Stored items
Content starts

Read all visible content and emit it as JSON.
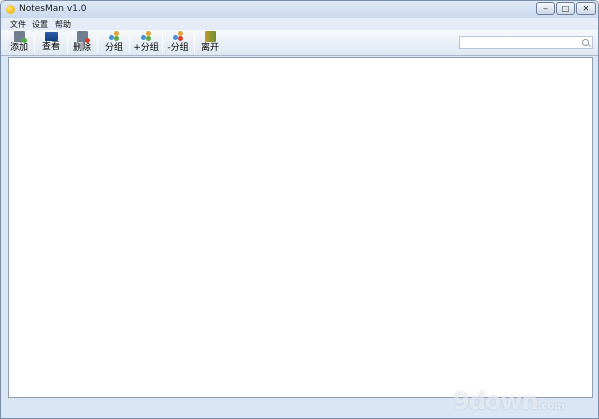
{
  "window": {
    "title": "NotesMan v1.0",
    "caption_buttons": {
      "minimize": "‒",
      "maximize": "□",
      "close": "✕"
    }
  },
  "menu": [
    {
      "label": "文件"
    },
    {
      "label": "设置"
    },
    {
      "label": "帮助"
    }
  ],
  "toolbar": {
    "add_label": "添加",
    "view_label": "查看",
    "delete_label": "删除",
    "group_label": "分组",
    "add_group_label": "+分组",
    "remove_group_label": "-分组",
    "leave_label": "离开"
  },
  "search": {
    "value": "",
    "placeholder": ""
  },
  "watermark": {
    "text": "9down",
    "suffix": ".com"
  },
  "colors": {
    "titlebar": "#c9d9ee",
    "window_frame": "#dbe6f4",
    "content_bg": "#ffffff"
  }
}
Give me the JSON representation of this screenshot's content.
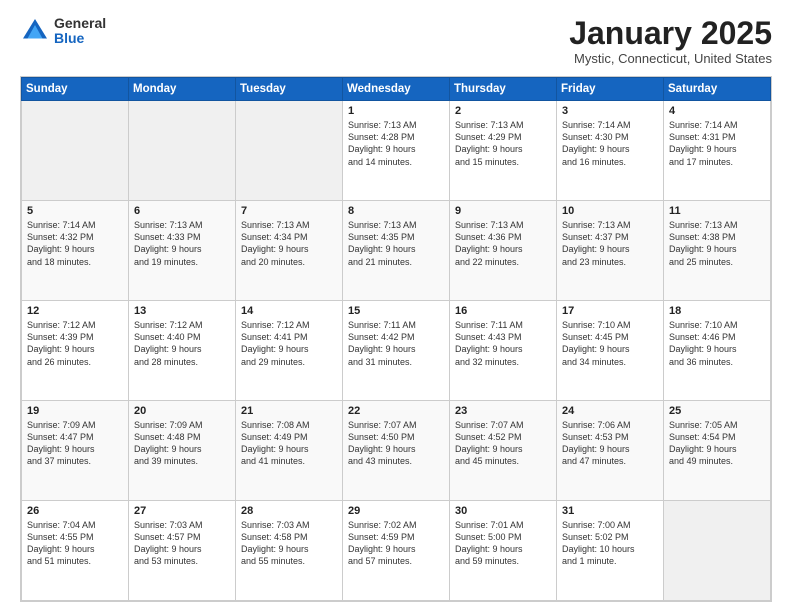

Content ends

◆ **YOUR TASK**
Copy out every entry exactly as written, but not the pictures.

◆ **ANSWER TO THIS PROBLEM**
Read all visible content and emit it as JSON.
{
  "window": {
    "title": "NotesMan v1.0",
    "caption_buttons": {
      "minimize": "‒",
      "maximize": "□",
      "close": "✕"
    }
  },
  "menu": [
    {
      "label": "文件"
    },
    {
      "label": "设置"
    },
    {
      "label": "帮助"
    }
  ],
  "toolbar": {
    "add_label": "添加",
    "view_label": "查看",
    "delete_label": "删除",
    "group_label": "分组",
    "add_group_label": "+分组",
    "remove_group_label": "-分组",
    "leave_label": "离开"
  },
  "search": {
    "value": "",
    "placeholder": ""
  },
  "watermark": {
    "text": "9down",
    "suffix": ".com"
  },
  "colors": {
    "titlebar": "#c9d9ee",
    "window_frame": "#dbe6f4",
    "content_bg": "#ffffff"
  }
}
Give me the JSON representation of this screenshot's content.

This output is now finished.